* Required action *
Return, from the listing that follows, each line containing the word "phone".

(Entries shown begins)

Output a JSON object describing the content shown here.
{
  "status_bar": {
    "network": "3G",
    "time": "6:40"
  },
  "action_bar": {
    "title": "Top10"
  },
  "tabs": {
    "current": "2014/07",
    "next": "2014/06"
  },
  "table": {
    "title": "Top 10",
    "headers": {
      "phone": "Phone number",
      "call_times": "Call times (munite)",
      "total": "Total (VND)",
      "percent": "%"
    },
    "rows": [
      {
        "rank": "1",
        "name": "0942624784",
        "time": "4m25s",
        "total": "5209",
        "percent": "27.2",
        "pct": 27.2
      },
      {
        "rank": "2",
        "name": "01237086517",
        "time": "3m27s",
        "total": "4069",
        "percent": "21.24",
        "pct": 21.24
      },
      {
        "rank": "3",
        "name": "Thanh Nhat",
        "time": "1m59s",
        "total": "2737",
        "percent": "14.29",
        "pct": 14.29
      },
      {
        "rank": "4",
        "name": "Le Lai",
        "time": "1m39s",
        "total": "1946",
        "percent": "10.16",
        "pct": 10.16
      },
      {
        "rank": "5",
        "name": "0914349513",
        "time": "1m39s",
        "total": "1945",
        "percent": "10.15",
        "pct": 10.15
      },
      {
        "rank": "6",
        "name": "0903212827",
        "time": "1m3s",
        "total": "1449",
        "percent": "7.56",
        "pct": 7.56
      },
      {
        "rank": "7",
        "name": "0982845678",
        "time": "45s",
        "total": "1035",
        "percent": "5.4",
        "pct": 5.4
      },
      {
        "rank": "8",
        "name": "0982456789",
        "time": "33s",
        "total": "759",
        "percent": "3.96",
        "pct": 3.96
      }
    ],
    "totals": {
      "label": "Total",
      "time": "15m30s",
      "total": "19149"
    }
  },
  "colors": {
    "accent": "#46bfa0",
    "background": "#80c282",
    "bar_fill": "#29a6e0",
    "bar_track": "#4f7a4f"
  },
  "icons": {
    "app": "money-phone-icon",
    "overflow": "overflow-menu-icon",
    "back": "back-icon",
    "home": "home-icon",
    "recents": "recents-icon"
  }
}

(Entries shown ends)

* Task solution *
      "phone": "Phone number",
    "app": "money-phone-icon",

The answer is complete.